In his soil, Silber found that citrus on this rootstock needs fertilizing every other month; he uses cottonseed meal, which is organic and acidic. My tree doesn't get fed, but our soil is loaded with nutrients. Both of us keep a thick mulch of citrus leaves around the trees, and Silber is convinced this is really important. I've met other accomplished citrus growers who feel the same -- don't let the gardeners blow the leaves out from under citrus trees.
With only the mulch of fallen leaves and regular watering, my tree grew quickly. But after three years there were still no oranges, and my wife and I were beginning to secretly conspire against the tree, whispering things like, "I think we'd better take it out if it doesn't fruit pretty soon," as if it might hear us. I was becoming convinced our Westside garden was simply too cool. Now about 6 feet tall by 5 feet wide, our tree was a lovely, leafy green, but fruitless.
We were again discussing its fate in January when I went to prune off some errant branches and found the first fruit.
Unlike a nearby Valencia or our neighbor's mandarin orange that hangs over our fence -- both of which display their fruit proudly, as if they were Christmas ornaments -- the blood orange had hidden its fruit deep inside the foliage. This is not necessarily a characteristic of the tree, I am told, and it will probably outgrow this habit. I also learned that the variety 'Moro' does take quite a while to fruit, several years longer than a Valencia orange, for instance. 'Moro' typically ripens between February and May near the coast, from December to March further inland, mid-November to February in the low desert.

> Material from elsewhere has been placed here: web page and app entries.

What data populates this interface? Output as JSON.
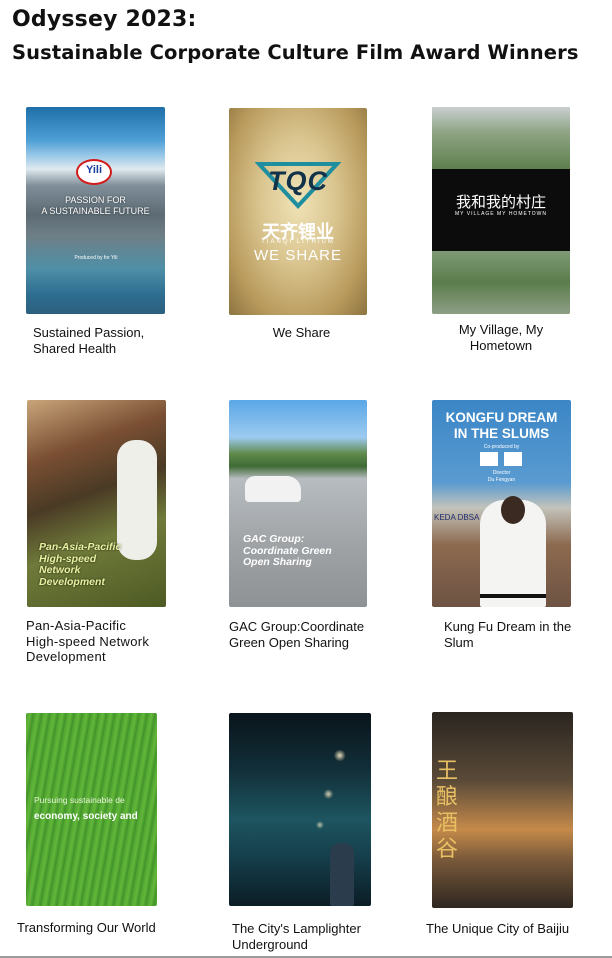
{
  "header": {
    "title_line1": "Odyssey 2023:",
    "title_line2": "Sustainable Corporate Culture Film Award Winners"
  },
  "films": [
    {
      "caption": "Sustained Passion,\nShared Health",
      "poster": {
        "brand": "Yili",
        "headline": "PASSION FOR\nA SUSTAINABLE FUTURE",
        "credit": "Produced by           for Yili"
      }
    },
    {
      "caption": "We Share",
      "poster": {
        "logo": "TQC",
        "company_cn": "天齐锂业",
        "company_en": "TIANQI LITHIUM",
        "tagline": "WE  SHARE"
      }
    },
    {
      "caption": "My Village, My\nHometown",
      "poster": {
        "title_cn": "我和我的村庄",
        "title_en": "MY VILLAGE  MY HOMETOWN"
      }
    },
    {
      "caption": "Pan-Asia-Pacific\nHigh-speed Network\nDevelopment",
      "poster": {
        "headline": "Pan-Asia-Pacific\nHigh-speed\nNetwork\nDevelopment"
      }
    },
    {
      "caption": "GAC Group:Coordinate\nGreen Open Sharing",
      "poster": {
        "headline": "GAC Group:\nCoordinate Green\nOpen Sharing"
      }
    },
    {
      "caption": "Kung Fu Dream in the\nSlum",
      "poster": {
        "title": "KONGFU DREAM\nIN THE SLUMS",
        "subtitle": "Co-produced by",
        "director_label": "Director",
        "director": "Du Fengyan",
        "sign": "KEDA DBSA"
      }
    },
    {
      "caption": "Transforming Our World",
      "poster": {
        "line1": "Pursuing sustainable de",
        "line2": "economy, society and"
      }
    },
    {
      "caption": "The City's Lamplighter\nUnderground",
      "poster": {}
    },
    {
      "caption": "The Unique City of Baijiu",
      "poster": {
        "title_cn": "王酿酒谷"
      }
    }
  ],
  "colors": {
    "text": "#111111",
    "background": "#ffffff"
  }
}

I was disappointed that the skins of the fruit I found were simply orange with no blush of red, and actually waited until some fell off to make sure they were ripe. The fruit I'd seen so many years before had a reddish blush.
The additional heat in Silber's garden makes his fruit extra sweet, but it turns out it's the cold winter nights that put the blush on the skin. His fruit can be quite red on the outside, and the interiors are deeply colored, almost purple, whereas mine have just streaks of darkness inside. Silver also says his citrus skins smell faintly of vanilla, something I've never noticed. Obviously, blood oranges are ideally suited for warm interior valleys, but we can manage on the coast.
Silber waits until the last minute to pick, usually in late March, so fruits develop maximum sweetness. Mine were quite tasty, though perhaps not as sweet, and they don't seem to have much of that berry taste that I remember from long ago. Another variety named 'Tarocco,' grown in Spain and Italy and in our hotter areas, is apparently the one famous for the rich berry taste.
Since I only had about a dozen fruit on the tree, I quickly learned to get the most mileage out of each blood orange by mixing them with the ripe mandarins hanging over the fence and with the 'Midknight' Valencias in my garden. It's nearly impossible to squeeze a loose-skinned mandarin, but I managed, and the mixture of the three made a memorable juice.
By trying to make the blood oranges go further, I had rediscovered what made that giant juice in Palm Springs so tasty: It's the mix. Just be sure to include a blood orange.